A quadruple-dose flu vaccine for the elderly also provides better protection for people with HIV, researchers reported Tuesday in the first of several studies to publish results of high-dose vaccine for people with compromised immune systems.
The team of researchers from Philadelphia institutions will ask a federal advisory committee to recommend high-dose vaccination for HIV-positive people, said Pablo Tebas, an infectious-diseases physician at the Hospital of the University of Pennsylvania and senior author of the paper in Annals of Internal Medicine.
In a recent report published on the Centers for Disease Control and Prevention (CDC) Website, researchers concluded that a “disproportionate number of new HIV infections occurs among youths, especially blacks/African Americans, Hispanics/Latinos, and men who have sex with men (MSM).”
The report went on to say that although the number of new HIV infections is highest among men, fewer men have been tested for HIV (as compared to women). Routine HIV testing as part of regular medical care was therefore recommended by the CDC for everyone. In addition, the American Academy of Pediatrics recommends testing for all youths by age 16–18. They also recommend testing for all sexually active youths regardless of age.

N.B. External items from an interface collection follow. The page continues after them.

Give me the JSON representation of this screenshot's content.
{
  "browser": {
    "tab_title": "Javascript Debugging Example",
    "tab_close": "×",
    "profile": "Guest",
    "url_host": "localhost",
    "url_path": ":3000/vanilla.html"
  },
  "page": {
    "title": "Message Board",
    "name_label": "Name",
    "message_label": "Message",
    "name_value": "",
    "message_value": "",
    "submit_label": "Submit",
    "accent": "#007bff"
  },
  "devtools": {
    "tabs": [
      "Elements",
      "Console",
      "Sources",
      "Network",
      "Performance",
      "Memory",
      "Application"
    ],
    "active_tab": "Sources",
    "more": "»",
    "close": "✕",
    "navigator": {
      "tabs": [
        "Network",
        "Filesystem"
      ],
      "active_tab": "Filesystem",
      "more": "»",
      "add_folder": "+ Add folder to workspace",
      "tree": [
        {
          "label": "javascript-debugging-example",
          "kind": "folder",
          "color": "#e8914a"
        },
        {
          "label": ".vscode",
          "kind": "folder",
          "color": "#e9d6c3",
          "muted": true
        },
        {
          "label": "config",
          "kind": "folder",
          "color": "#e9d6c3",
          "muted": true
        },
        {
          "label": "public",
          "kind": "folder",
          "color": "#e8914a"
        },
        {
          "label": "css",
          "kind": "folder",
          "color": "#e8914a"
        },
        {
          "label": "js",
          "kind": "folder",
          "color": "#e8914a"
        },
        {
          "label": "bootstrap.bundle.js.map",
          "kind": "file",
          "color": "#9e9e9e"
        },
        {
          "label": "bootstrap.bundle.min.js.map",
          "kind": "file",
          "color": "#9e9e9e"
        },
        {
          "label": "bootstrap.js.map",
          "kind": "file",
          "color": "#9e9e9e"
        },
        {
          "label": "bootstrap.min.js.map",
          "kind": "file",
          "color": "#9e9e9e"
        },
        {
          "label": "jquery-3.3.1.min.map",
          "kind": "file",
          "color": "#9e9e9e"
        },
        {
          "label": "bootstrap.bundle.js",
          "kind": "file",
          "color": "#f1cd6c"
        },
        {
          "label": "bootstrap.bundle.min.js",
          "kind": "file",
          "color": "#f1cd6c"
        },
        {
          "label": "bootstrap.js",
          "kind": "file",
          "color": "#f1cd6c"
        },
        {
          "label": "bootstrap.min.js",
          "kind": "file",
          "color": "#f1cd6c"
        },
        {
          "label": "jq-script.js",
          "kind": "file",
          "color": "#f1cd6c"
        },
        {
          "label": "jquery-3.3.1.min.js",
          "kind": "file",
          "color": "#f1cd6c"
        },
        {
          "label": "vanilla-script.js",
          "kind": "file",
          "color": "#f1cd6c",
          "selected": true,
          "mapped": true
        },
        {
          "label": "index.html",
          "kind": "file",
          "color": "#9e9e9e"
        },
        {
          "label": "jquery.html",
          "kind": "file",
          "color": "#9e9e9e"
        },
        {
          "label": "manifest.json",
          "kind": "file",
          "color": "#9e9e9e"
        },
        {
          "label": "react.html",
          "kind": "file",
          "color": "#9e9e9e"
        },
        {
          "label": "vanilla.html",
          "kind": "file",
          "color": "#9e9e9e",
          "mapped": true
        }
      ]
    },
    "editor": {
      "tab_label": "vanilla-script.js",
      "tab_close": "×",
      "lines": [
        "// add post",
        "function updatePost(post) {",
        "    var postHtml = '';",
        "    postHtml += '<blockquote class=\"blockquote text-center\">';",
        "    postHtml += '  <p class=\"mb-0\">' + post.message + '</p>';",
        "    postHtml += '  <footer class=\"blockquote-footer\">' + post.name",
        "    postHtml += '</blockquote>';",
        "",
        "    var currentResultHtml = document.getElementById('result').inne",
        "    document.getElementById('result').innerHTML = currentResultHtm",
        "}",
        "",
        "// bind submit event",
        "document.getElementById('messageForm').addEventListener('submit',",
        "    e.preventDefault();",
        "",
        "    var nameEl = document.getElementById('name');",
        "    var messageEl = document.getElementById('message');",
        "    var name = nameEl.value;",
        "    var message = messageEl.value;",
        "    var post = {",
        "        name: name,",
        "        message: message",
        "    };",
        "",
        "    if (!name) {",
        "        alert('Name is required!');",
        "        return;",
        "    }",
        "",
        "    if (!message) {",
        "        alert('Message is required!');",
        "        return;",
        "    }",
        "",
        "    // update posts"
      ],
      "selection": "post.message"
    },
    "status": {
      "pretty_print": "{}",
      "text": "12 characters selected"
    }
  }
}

Better adherence to these guidelines, especially for men, is needed to increase early HIV diagnosis and treatment. Treatment is not only critical for the health of the person infected, it is also critical in reducing the chances of spreading the infection to others.
Other key points from the CDC report:
Youths aged 13–24 years account for 7% of the estimated 1.1 million persons living with HIV in the United States.
In 2010, 26% of estimated new HIV infections were among youths: 57% among blacks/African Americans, 20% among Hispanic/Latinos, and 20% among whites.
Nearly 75% of the 12,200 new HIV infections among youths were attributable to male-to-male sexual contact.
Only a low percentage of youths have been tested for HIV, and 60% of youths with HIV are unaware of their infection.
Young males who have sex with males are at increased risk for HIV because of high rates of HIV in potential sex partners, and they are more likely to engage in HIV-related risk behaviors (e.g., unprotected sexual intercourse and injection drug use) than other male or female high school students.
The report concludes:
More effort is needed to provide effective school- and community-based interventions to ensure all youths, particularly MSM, have the knowledge, skills, resources, and support necessary to avoid HIV infection. Health-care providers and public health agencies should ensure that youths are tested for HIV and have access to sexual health services, and that HIV-positive youths receive ongoing health-care and prevention services.
California will test an HIV-prevention pill in an attempt to slow the spread of the disease in the state, researchers announced Tuesday.
The pill, which is already used to treat HIV patients, will be prescribed to 700 gay and bisexual men and transgender women in Los Angeles, San Diego and Long Beach who are high-risk but not infected.
“With this new prevention pill, we have another intervention to put in the arsenal to try and impact this epidemic,” said George Lemp, director of the California HIV/AIDS Research Program with the UC president’s office.
The program awarded $11.8 million in state grants for the prevention pill studies and efforts to get about 3,000 HIV-infected people in Southern California into treatment and keep them there. The grants will go to a group of UC schools, local governments and AIDS organizations.
There are an estimated 140,000 people living with HIV or AIDS in California, including about 30,000 who don’t know they are infected, Lemp said.
The pill, under the brand name of Truvada, is already approved by the Food and Drug Administration for treating HIV but not for prophylactic use. In 2010, a study published in the New England Journal of Medicine said that it reduced the risk of contracting HIV by 44% to 73%, depending on how often participants took their medication.